Oddly, for all the talk about how this mayoral field has shifted to the left, few of the candidates have matched the ambitions of their predecessors who competed in 2013. The oft-maligned Bill de Blasio has still campaigned on and implemented a policy, in universal prekindergarten, that is more far-reaching than most proffered in the current race. Before he bumbled through two terms, de Blasio was a shrewd politician who understood that wide-reaching, unrestricted programs to benefit the enormous lower middle of New York were most transformational. Many of the poorest New Yorkers could send their kids to Head Start. For the very first time, everyone else got a similar opportunity.

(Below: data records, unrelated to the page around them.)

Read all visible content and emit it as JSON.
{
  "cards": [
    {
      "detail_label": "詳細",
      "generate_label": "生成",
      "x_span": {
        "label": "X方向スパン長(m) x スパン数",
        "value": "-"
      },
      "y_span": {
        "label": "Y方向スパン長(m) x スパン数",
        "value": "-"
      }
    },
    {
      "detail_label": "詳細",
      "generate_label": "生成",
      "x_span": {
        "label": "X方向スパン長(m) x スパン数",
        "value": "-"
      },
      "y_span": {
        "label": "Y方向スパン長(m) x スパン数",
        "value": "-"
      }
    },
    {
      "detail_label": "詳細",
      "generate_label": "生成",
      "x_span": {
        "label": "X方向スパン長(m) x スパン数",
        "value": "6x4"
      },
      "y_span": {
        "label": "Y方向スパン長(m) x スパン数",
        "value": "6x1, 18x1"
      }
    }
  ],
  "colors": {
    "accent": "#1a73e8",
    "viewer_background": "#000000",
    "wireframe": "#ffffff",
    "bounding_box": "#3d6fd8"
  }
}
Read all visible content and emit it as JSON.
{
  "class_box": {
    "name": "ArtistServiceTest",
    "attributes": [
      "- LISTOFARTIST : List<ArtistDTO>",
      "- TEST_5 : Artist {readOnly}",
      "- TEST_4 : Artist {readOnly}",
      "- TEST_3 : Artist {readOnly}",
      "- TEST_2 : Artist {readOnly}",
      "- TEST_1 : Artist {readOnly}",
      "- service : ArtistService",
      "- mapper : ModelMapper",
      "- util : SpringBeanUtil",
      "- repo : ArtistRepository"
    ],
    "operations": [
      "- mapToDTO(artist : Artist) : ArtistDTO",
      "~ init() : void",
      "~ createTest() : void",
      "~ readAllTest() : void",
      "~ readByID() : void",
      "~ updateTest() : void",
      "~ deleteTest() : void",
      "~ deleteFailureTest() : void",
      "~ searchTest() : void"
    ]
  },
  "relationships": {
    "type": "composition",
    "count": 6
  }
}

Short of a socialist takeover of housing, making apartments affordable again for the working class and poor people might be an impossibility. Still, it is worth imagining what else is possible. In Berlin, rent was frozen for five years. What if the city, along with left-wing state legislators, tried to imagine a legal way to come as close to that goal as possible? What if vouchers were promised to every homeless person? What if the next mayor promised to partner with county executives elsewhere to develop a regional housing plan that would permit more housing construction along commuter rail hubs, both helping to solve the city’s affordable housing problem and lure young people back to the suburbs? Now is the time to dream because it feels like we are running out of time. There is the coronavirus and climate emergency, of course, but there is also the nature of age and evolution. Millennials want to have children, build savings, and have some sort of stake in the American wealth complex. New York City is a wonderful place. It is also, in the midst of a pandemic worsened by failed leadership from Andrew Cuomo on down, an exhausting and infuriating city, slowly shedding its charm. The city will reemerge—it always does. If it comes back as a fairer place, that’s the least we can hope for.